The other night I cooked up their also very tasty and lean sausages along with sauerkraut from Lewis Mountain (outside Moncton)that I also picked up at the Dieppe Market. Apparently there's an organic Lewis Mountain sauerkraut as well.

And in the same trip, I picked up some buffalo meat at the Dieppe market from SeaWind Buffalo Ranch in Bouctouche. Fabulous hot Italian sausages from them. Again very lean and the sausages had a marvellous fennel flavour. Highly recommended if you like Hot Italian. The Buffalo at Seawind are grass fed - avoiding all the problems of grain fed meat.
Seawind Buffalo Farm
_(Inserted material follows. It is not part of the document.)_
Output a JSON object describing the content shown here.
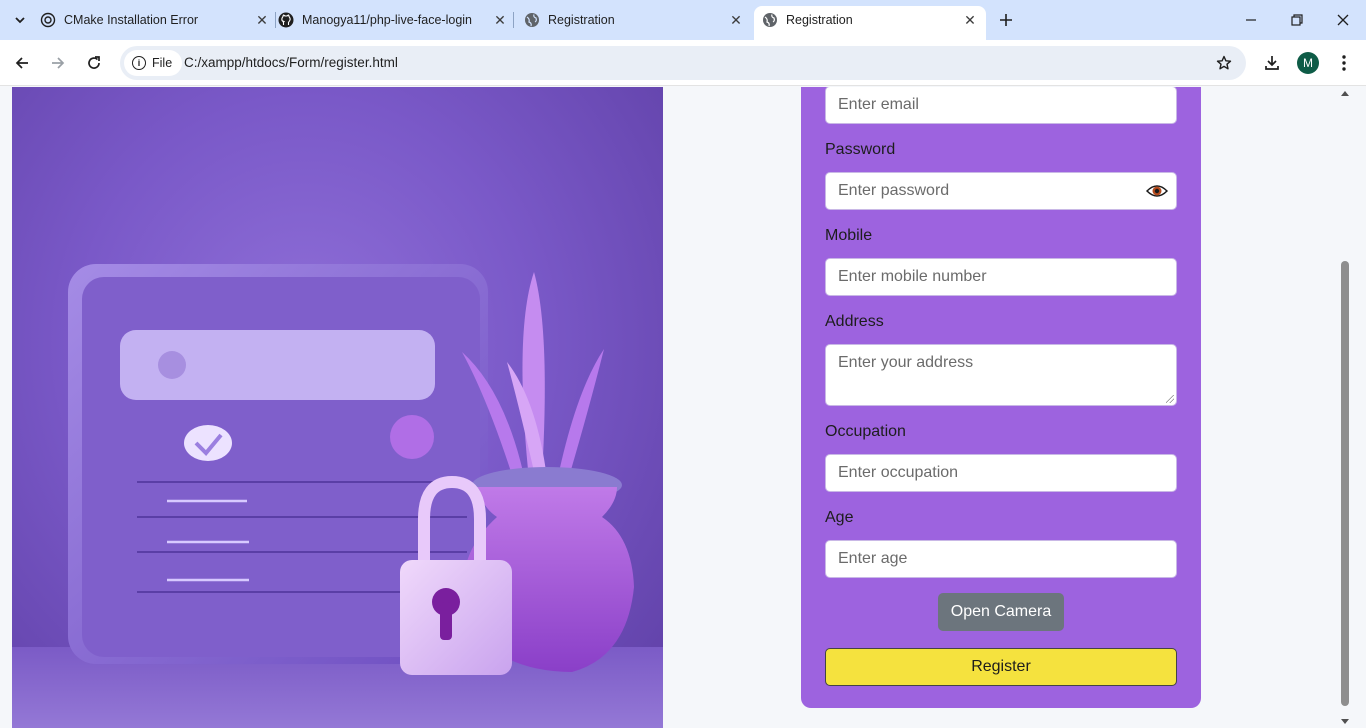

There are other sources I'm sure, in fact I'll check it out on the ACORN site....which I will introduce in the next post.

Monday, May 31, 2010

Spring: Fiddleheads

So it's spring and the first sign of spring to me is the arrival of fiddleheads - which have actually been around for a couple of weeks now. Fiddleheads are of course our most emblematic local food and pretty easy to find so I'm sure no-one needs help in that department. But fiddleheads are becoming increasingly popular because of recent confirmations of their very high nutritional value - not just in minerals and Vit A and C but in antioxidants ( double that of our other emblematic food: blueberries) and Omega-3s. See the recent CBC article on a NS scientist arguing for fiddleheads to be commercially farmed because of their nutritional value:
Of course, as usual, science has simply re-proven what First Nations here have known for thousands of years - fiddleheads are incredibly good for you, eat 'em while they're here.

(Apparently food does fascinate university students, check out this reaction to the fiddlehead news from a science student at Waterloo: - with recipe attached.)

There is some debate over how to prepare fiddleheads - the government recommends 10 minutes of boiling, since undercooking of fiddleheads can make you ill. I'm a long time practitioner of the method laid out in Marie Nightingale's "Out of Old Nova Scotia Kitchens", the bible of traditional Maritime cooking, which is to steam them in the "water that clings after rinsing" (several times of course to remove the chaff). This method does mean careful watching however and I have been known to burn them when I've left them unattended, so be forewarned. Some great recipes are at the end of this article from Vitality Magazine:
Fiddleheads Taste Like Spring

Other spring greens are showing up as well: I found fabulous local asparagus at Les Fleurs du Pommier at the Dieppe Market. And I've had mixed greens already from Dave Bunnett's Farm (he who produces grass fed beef in Havelock, but more on that later...). He too is at Dieppe market. So you can pretty easily green up your diet with local greens even now.

Real Food in New Brunswick

Well I've been meaning to do it, so I've finally done it - started a blog so people can share where to find real food in NB. By "real" I mean locally grown, locally made, maybe even organic where we can find it. And I'm only starting in NB because that's where I am, but I don't intend to limit it to just NB - that 100 mile circle can stretch to NS, PEI, Quebec and Maine quite easily. And heaven knows I'm a keen fan of things tropical such as coffee, chocolate and sugar, so if I can find it fair trade, I consider that "real" too - as in it provides a real and sustainable living for those who produce it. My goal is just to help us all share information on where good food can be found in our own backyard. So I'll just start blogging about what I've found and where I've found it and hope that others join in. New Brunswick, it turns out, is quite rich in real food - you just have to look for it...